» **WHAT YOU ARE ASKED TO DO**:
Output all the data exactly. Pictures do not belong in the copy.

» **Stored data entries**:

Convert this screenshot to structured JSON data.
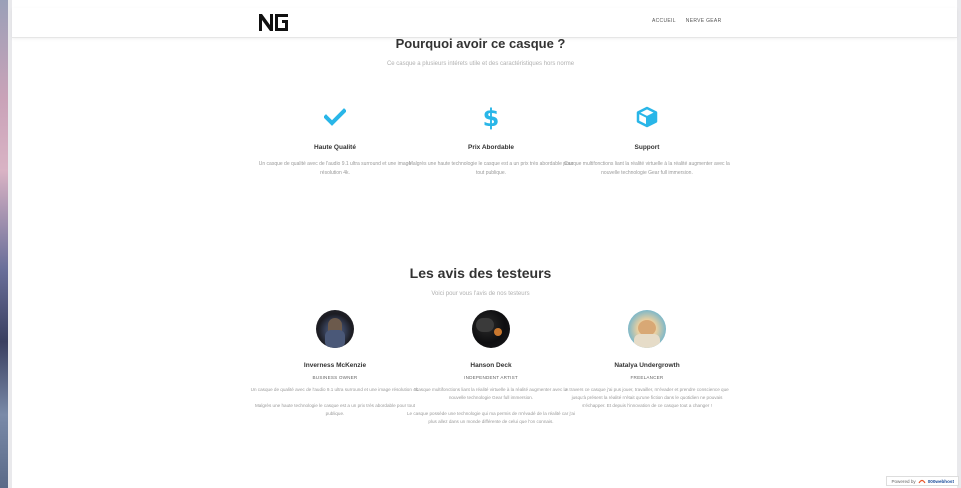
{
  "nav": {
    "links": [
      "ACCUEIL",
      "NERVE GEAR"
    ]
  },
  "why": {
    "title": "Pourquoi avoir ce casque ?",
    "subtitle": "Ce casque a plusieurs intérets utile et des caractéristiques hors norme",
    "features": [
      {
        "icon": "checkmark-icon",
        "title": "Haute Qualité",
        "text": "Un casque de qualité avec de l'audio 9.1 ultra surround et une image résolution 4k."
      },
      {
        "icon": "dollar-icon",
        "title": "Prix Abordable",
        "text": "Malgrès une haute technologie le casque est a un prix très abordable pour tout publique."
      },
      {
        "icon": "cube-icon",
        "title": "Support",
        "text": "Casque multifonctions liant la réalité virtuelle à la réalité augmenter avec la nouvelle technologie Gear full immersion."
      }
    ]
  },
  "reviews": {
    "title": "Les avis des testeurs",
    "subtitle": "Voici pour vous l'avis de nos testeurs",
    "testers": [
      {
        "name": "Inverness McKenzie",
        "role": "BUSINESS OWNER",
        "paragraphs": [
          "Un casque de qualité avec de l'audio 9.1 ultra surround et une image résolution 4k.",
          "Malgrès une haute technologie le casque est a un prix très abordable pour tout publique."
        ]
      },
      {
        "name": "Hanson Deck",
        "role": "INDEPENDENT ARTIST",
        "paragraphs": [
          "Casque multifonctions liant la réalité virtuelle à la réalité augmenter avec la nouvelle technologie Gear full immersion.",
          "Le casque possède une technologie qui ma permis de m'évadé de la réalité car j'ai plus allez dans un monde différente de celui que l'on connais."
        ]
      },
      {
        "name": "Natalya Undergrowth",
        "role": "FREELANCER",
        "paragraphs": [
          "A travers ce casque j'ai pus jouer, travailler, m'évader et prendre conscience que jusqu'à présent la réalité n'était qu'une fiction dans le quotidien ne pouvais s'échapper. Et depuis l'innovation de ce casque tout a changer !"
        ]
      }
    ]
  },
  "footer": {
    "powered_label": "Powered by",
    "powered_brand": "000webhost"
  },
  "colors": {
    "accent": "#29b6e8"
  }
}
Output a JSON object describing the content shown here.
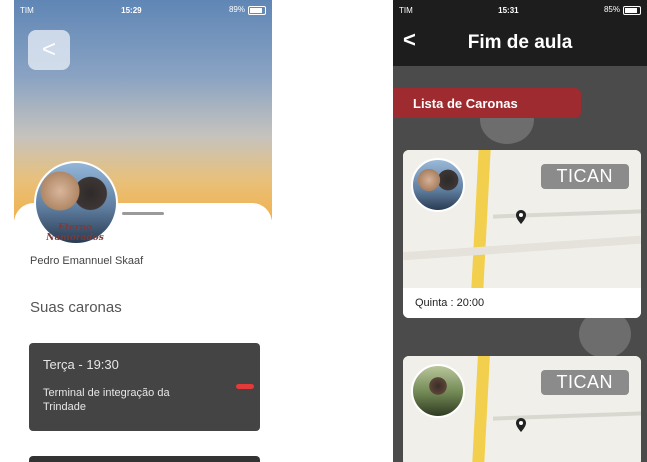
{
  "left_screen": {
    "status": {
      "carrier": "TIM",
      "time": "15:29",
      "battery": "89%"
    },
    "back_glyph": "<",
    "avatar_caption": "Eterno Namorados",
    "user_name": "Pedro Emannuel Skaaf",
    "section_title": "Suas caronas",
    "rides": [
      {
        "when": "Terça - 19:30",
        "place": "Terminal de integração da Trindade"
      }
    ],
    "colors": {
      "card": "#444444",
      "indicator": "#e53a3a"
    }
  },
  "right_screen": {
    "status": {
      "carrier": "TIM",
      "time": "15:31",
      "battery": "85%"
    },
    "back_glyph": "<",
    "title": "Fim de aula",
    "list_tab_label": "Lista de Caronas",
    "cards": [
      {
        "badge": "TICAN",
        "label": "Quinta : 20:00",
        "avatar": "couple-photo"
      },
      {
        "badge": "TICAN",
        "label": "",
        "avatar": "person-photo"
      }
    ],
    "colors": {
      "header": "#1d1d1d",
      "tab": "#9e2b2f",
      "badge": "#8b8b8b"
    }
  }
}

» **YOUR RESPONSE**:
Convert this screenshot to structured JSON data.
{
  "nav": {
    "links": [
      "ACCUEIL",
      "NERVE GEAR"
    ]
  },
  "why": {
    "title": "Pourquoi avoir ce casque ?",
    "subtitle": "Ce casque a plusieurs intérets utile et des caractéristiques hors norme",
    "features": [
      {
        "icon": "checkmark-icon",
        "title": "Haute Qualité",
        "text": "Un casque de qualité avec de l'audio 9.1 ultra surround et une image résolution 4k."
      },
      {
        "icon": "dollar-icon",
        "title": "Prix Abordable",
        "text": "Malgrès une haute technologie le casque est a un prix très abordable pour tout publique."
      },
      {
        "icon": "cube-icon",
        "title": "Support",
        "text": "Casque multifonctions liant la réalité virtuelle à la réalité augmenter avec la nouvelle technologie Gear full immersion."
      }
    ]
  },
  "reviews": {
    "title": "Les avis des testeurs",
    "subtitle": "Voici pour vous l'avis de nos testeurs",
    "testers": [
      {
        "name": "Inverness McKenzie",
        "role": "BUSINESS OWNER",
        "paragraphs": [
          "Un casque de qualité avec de l'audio 9.1 ultra surround et une image résolution 4k.",
          "Malgrès une haute technologie le casque est a un prix très abordable pour tout publique."
        ]
      },
      {
        "name": "Hanson Deck",
        "role": "INDEPENDENT ARTIST",
        "paragraphs": [
          "Casque multifonctions liant la réalité virtuelle à la réalité augmenter avec la nouvelle technologie Gear full immersion.",
          "Le casque possède une technologie qui ma permis de m'évadé de la réalité car j'ai plus allez dans un monde différente de celui que l'on connais."
        ]
      },
      {
        "name": "Natalya Undergrowth",
        "role": "FREELANCER",
        "paragraphs": [
          "A travers ce casque j'ai pus jouer, travailler, m'évader et prendre conscience que jusqu'à présent la réalité n'était qu'une fiction dans le quotidien ne pouvais s'échapper. Et depuis l'innovation de ce casque tout a changer !"
        ]
      }
    ]
  },
  "footer": {
    "powered_label": "Powered by",
    "powered_brand": "000webhost"
  },
  "colors": {
    "accent": "#29b6e8"
  }
}
Output a JSON object describing the content shown here.
{
  "left_screen": {
    "status": {
      "carrier": "TIM",
      "time": "15:29",
      "battery": "89%"
    },
    "back_glyph": "<",
    "avatar_caption": "Eterno Namorados",
    "user_name": "Pedro Emannuel Skaaf",
    "section_title": "Suas caronas",
    "rides": [
      {
        "when": "Terça - 19:30",
        "place": "Terminal de integração da Trindade"
      }
    ],
    "colors": {
      "card": "#444444",
      "indicator": "#e53a3a"
    }
  },
  "right_screen": {
    "status": {
      "carrier": "TIM",
      "time": "15:31",
      "battery": "85%"
    },
    "back_glyph": "<",
    "title": "Fim de aula",
    "list_tab_label": "Lista de Caronas",
    "cards": [
      {
        "badge": "TICAN",
        "label": "Quinta : 20:00",
        "avatar": "couple-photo"
      },
      {
        "badge": "TICAN",
        "label": "",
        "avatar": "person-photo"
      }
    ],
    "colors": {
      "header": "#1d1d1d",
      "tab": "#9e2b2f",
      "badge": "#8b8b8b"
    }
  }
}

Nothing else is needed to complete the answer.